**ASSIGNMENT:** Every record must appear in the response exactly as given.

╭─ DATA FOR THIS TASK

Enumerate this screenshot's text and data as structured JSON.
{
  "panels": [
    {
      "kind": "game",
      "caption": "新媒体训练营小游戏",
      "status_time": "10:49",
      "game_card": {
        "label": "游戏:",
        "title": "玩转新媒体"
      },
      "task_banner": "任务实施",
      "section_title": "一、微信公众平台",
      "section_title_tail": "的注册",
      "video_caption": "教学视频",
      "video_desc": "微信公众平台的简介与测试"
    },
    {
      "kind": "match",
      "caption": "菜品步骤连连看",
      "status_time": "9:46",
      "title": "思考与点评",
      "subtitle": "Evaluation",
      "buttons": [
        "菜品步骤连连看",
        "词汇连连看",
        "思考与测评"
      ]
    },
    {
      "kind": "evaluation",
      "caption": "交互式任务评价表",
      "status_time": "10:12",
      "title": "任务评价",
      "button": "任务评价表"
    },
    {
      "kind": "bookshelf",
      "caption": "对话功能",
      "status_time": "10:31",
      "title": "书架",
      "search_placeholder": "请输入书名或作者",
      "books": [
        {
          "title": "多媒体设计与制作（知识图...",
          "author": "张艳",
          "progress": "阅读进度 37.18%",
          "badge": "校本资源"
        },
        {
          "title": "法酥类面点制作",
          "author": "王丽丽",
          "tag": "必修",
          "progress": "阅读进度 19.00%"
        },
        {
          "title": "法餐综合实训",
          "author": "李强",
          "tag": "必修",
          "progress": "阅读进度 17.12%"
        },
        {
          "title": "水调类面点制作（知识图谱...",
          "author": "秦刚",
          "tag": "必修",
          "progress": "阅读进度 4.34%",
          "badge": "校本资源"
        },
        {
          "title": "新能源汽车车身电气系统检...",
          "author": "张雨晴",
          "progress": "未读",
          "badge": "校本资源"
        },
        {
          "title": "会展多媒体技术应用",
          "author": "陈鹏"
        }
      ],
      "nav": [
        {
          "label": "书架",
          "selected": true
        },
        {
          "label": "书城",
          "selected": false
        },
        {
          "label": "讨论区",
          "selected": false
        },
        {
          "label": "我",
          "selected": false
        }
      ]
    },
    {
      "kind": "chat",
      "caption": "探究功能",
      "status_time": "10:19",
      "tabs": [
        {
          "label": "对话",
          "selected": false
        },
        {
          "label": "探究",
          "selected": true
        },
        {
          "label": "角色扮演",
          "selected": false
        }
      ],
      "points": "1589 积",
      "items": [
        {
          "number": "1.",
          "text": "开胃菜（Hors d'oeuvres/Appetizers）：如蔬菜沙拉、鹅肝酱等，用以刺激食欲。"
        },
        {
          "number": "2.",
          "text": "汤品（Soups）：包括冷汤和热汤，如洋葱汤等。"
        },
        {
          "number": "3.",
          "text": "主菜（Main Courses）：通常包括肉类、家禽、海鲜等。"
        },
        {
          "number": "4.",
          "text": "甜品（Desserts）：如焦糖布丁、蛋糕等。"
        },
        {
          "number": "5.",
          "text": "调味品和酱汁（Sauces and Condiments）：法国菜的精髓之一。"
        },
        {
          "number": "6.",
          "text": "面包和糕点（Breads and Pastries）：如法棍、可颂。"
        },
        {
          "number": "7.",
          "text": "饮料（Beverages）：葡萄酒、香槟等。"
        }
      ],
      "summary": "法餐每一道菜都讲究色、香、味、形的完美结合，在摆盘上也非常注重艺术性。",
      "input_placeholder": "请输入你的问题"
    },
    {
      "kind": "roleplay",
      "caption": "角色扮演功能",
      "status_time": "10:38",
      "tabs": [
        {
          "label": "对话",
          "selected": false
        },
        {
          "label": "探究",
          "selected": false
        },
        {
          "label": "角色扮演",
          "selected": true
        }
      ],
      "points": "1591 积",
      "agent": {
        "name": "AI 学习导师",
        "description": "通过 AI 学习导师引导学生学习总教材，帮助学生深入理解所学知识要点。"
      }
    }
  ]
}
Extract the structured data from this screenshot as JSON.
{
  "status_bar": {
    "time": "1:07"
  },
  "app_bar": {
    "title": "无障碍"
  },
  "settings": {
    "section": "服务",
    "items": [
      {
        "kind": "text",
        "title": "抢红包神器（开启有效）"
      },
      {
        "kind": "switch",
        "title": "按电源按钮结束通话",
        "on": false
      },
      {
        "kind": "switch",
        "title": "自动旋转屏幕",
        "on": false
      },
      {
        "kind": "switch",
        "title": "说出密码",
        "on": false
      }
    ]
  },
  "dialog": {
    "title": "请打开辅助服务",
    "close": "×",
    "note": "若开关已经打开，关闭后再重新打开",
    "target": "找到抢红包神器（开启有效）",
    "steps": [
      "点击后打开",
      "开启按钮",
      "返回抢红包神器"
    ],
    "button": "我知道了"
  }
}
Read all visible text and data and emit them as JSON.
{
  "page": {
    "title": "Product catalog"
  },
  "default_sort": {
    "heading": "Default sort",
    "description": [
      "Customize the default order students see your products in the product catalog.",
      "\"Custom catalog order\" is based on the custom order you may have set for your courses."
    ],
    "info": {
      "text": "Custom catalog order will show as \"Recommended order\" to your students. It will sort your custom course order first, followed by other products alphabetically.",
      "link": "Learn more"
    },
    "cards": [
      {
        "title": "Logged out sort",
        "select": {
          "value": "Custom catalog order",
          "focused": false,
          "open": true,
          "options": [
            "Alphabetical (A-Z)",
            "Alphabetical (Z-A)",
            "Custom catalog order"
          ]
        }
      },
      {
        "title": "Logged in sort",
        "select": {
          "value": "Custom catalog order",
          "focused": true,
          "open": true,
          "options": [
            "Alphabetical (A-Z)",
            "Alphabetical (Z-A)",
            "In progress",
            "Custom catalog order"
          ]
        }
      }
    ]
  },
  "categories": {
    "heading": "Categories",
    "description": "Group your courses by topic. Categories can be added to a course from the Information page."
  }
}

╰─

**TASK RESPONSE:**
Enumerate this screenshot's text and data as structured JSON.
{
  "panels": [
    {
      "kind": "game",
      "caption": "新媒体训练营小游戏",
      "status_time": "10:49",
      "game_card": {
        "label": "游戏:",
        "title": "玩转新媒体"
      },
      "task_banner": "任务实施",
      "section_title": "一、微信公众平台",
      "section_title_tail": "的注册",
      "video_caption": "教学视频",
      "video_desc": "微信公众平台的简介与测试"
    },
    {
      "kind": "match",
      "caption": "菜品步骤连连看",
      "status_time": "9:46",
      "title": "思考与点评",
      "subtitle": "Evaluation",
      "buttons": [
        "菜品步骤连连看",
        "词汇连连看",
        "思考与测评"
      ]
    },
    {
      "kind": "evaluation",
      "caption": "交互式任务评价表",
      "status_time": "10:12",
      "title": "任务评价",
      "button": "任务评价表"
    },
    {
      "kind": "bookshelf",
      "caption": "对话功能",
      "status_time": "10:31",
      "title": "书架",
      "search_placeholder": "请输入书名或作者",
      "books": [
        {
          "title": "多媒体设计与制作（知识图...",
          "author": "张艳",
          "progress": "阅读进度 37.18%",
          "badge": "校本资源"
        },
        {
          "title": "法酥类面点制作",
          "author": "王丽丽",
          "tag": "必修",
          "progress": "阅读进度 19.00%"
        },
        {
          "title": "法餐综合实训",
          "author": "李强",
          "tag": "必修",
          "progress": "阅读进度 17.12%"
        },
        {
          "title": "水调类面点制作（知识图谱...",
          "author": "秦刚",
          "tag": "必修",
          "progress": "阅读进度 4.34%",
          "badge": "校本资源"
        },
        {
          "title": "新能源汽车车身电气系统检...",
          "author": "张雨晴",
          "progress": "未读",
          "badge": "校本资源"
        },
        {
          "title": "会展多媒体技术应用",
          "author": "陈鹏"
        }
      ],
      "nav": [
        {
          "label": "书架",
          "selected": true
        },
        {
          "label": "书城",
          "selected": false
        },
        {
          "label": "讨论区",
          "selected": false
        },
        {
          "label": "我",
          "selected": false
        }
      ]
    },
    {
      "kind": "chat",
      "caption": "探究功能",
      "status_time": "10:19",
      "tabs": [
        {
          "label": "对话",
          "selected": false
        },
        {
          "label": "探究",
          "selected": true
        },
        {
          "label": "角色扮演",
          "selected": false
        }
      ],
      "points": "1589 积",
      "items": [
        {
          "number": "1.",
          "text": "开胃菜（Hors d'oeuvres/Appetizers）：如蔬菜沙拉、鹅肝酱等，用以刺激食欲。"
        },
        {
          "number": "2.",
          "text": "汤品（Soups）：包括冷汤和热汤，如洋葱汤等。"
        },
        {
          "number": "3.",
          "text": "主菜（Main Courses）：通常包括肉类、家禽、海鲜等。"
        },
        {
          "number": "4.",
          "text": "甜品（Desserts）：如焦糖布丁、蛋糕等。"
        },
        {
          "number": "5.",
          "text": "调味品和酱汁（Sauces and Condiments）：法国菜的精髓之一。"
        },
        {
          "number": "6.",
          "text": "面包和糕点（Breads and Pastries）：如法棍、可颂。"
        },
        {
          "number": "7.",
          "text": "饮料（Beverages）：葡萄酒、香槟等。"
        }
      ],
      "summary": "法餐每一道菜都讲究色、香、味、形的完美结合，在摆盘上也非常注重艺术性。",
      "input_placeholder": "请输入你的问题"
    },
    {
      "kind": "roleplay",
      "caption": "角色扮演功能",
      "status_time": "10:38",
      "tabs": [
        {
          "label": "对话",
          "selected": false
        },
        {
          "label": "探究",
          "selected": false
        },
        {
          "label": "角色扮演",
          "selected": true
        }
      ],
      "points": "1591 积",
      "agent": {
        "name": "AI 学习导师",
        "description": "通过 AI 学习导师引导学生学习总教材，帮助学生深入理解所学知识要点。"
      }
    }
  ]
}
Extract the structured data from this screenshot as JSON.
{
  "status_bar": {
    "time": "1:07"
  },
  "app_bar": {
    "title": "无障碍"
  },
  "settings": {
    "section": "服务",
    "items": [
      {
        "kind": "text",
        "title": "抢红包神器（开启有效）"
      },
      {
        "kind": "switch",
        "title": "按电源按钮结束通话",
        "on": false
      },
      {
        "kind": "switch",
        "title": "自动旋转屏幕",
        "on": false
      },
      {
        "kind": "switch",
        "title": "说出密码",
        "on": false
      }
    ]
  },
  "dialog": {
    "title": "请打开辅助服务",
    "close": "×",
    "note": "若开关已经打开，关闭后再重新打开",
    "target": "找到抢红包神器（开启有效）",
    "steps": [
      "点击后打开",
      "开启按钮",
      "返回抢红包神器"
    ],
    "button": "我知道了"
  }
}
Read all visible text and data and emit them as JSON.
{
  "page": {
    "title": "Product catalog"
  },
  "default_sort": {
    "heading": "Default sort",
    "description": [
      "Customize the default order students see your products in the product catalog.",
      "\"Custom catalog order\" is based on the custom order you may have set for your courses."
    ],
    "info": {
      "text": "Custom catalog order will show as \"Recommended order\" to your students. It will sort your custom course order first, followed by other products alphabetically.",
      "link": "Learn more"
    },
    "cards": [
      {
        "title": "Logged out sort",
        "select": {
          "value": "Custom catalog order",
          "focused": false,
          "open": true,
          "options": [
            "Alphabetical (A-Z)",
            "Alphabetical (Z-A)",
            "Custom catalog order"
          ]
        }
      },
      {
        "title": "Logged in sort",
        "select": {
          "value": "Custom catalog order",
          "focused": true,
          "open": true,
          "options": [
            "Alphabetical (A-Z)",
            "Alphabetical (Z-A)",
            "In progress",
            "Custom catalog order"
          ]
        }
      }
    ]
  },
  "categories": {
    "heading": "Categories",
    "description": "Group your courses by topic. Categories can be added to a course from the Information page."
  }
}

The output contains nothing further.